Conventional septic systems are the most common type of septic system (the others are innovative/alternative (I/A) systems and cesspools). A conventional system includes a septic tank, distribution box, and soil absorption system (SAS). The septic tank separates the solid and liquid wastes and the SAS provides additional treatment before distributing the wastewater to the ground. Additional details on septic system maintenance are also available

Why are failing septic systems harmful?

Inadequately treated wastewater can transfer diseases such as dysentery, hepatitis, and typhoid fever to animals and humans. Failing systems also leak excessive nutrients and bacteria to rivers, lakes, and the ocean, destroying plant and animal habitat, closing beaches, and hurting the fishing industry.

How do I know if my system is having problems?

Some clues:
Muddy soil or pools of wastewater around your septic tank or soil absorption system.
Sewage smells around your system or inside your house.
Backups when you do laundry, take showers, or flush the toilet.

Do I really save money by maintaining my system?

Yes. Pumping your system costs between $150 and $250, and an inspection could cost $200-$400. Replacing a system could cost up to $40,000.

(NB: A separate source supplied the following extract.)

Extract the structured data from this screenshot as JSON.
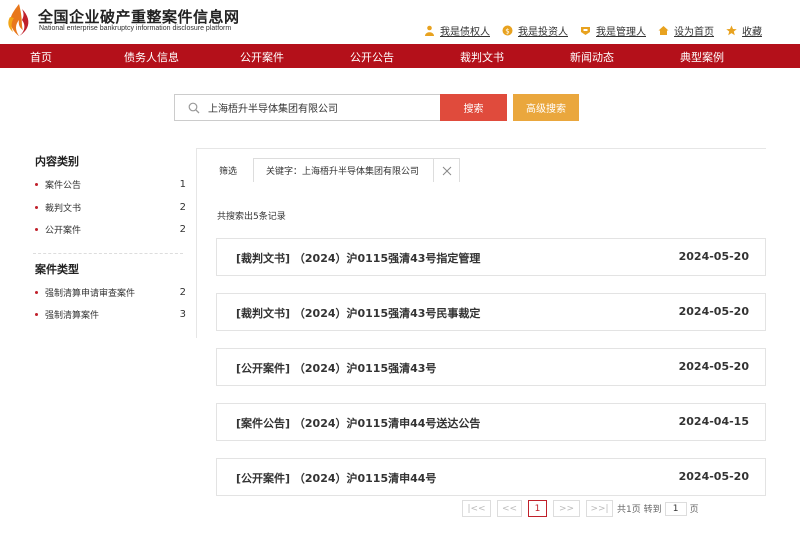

What are the most important things to do to take care of my system?

Pump your system at least every 3 years (annually if you have a garbage disposal). Conserve water. Don't dump non-biodegradables or trash down your toilet or sink.

What are the regulations governing the disposal of paint and paint wastes into a septic system?

Only sanitary sewage is allowed to be discharged to Title 5 septic systems. Paint and paint wastes should not be put into Title 5 systems because they can adversely affect their operation and may cause groundwater contamination.

Certain paint wastes may be hazardous and require special handling and disposal. Other paint wastes may be disposed of at local refuse disposal facilities.

When a property is sold or transferred the following must be done in order to comply with Title 5 Regulations:

You must have a Title 5 Inspection Performed by a Massachusetts Licensed Title 5 Inspector. (See below)

  • If your system passes inspection no other work is required and you may proceed to sell or transfer the property.
  • If your system fails inspection you are then required to repair, upgrade, or replace the Septic System.

The normal process that follows a failed system is to hire a Massachusetts Licensed Engineer.

  • The Engineer will first schedule a Percolation test date with Board of Health and together with the Health Agent will perform a perc test and soil evaluation.
  • Then will design a suitable Septic System based on the data collected from the perc test.
  • The Engineer will then submit the new septic system design to the Board of Health for plan review.
  • Once the Board of Health Agent reviews and approves the plans then you can proceed to the next step.

The next step is to hire a Town of Swansea approved Septic System Installer. See below

  • The installer that is hired will pull the Septic System Disposal Permit at the Board of Health office.
  • The Installer will dig the initial Excavation (bottom hole) then call the designer and Board of Health Agent for inspection.
  • After bottom hole inspection is approved the installer will build the system according to design and then once completed will call the designer and Agent for a final Inspection.
  • Once everything is completed an as-built is submitted to the BOH by the engineer.
  • The engineer will then sign off.
  • After review of the as-built the Health Agent will sign off.
  • Then once the installer fills a completion form the certificate of compliance is issued. (THE CERTIFICATE OF COMPLIANCE WILL ONLY BE RELEASED TO THE INSTALLER).


Click For State System Inspectors (SI) and Soil Evaluators (SE)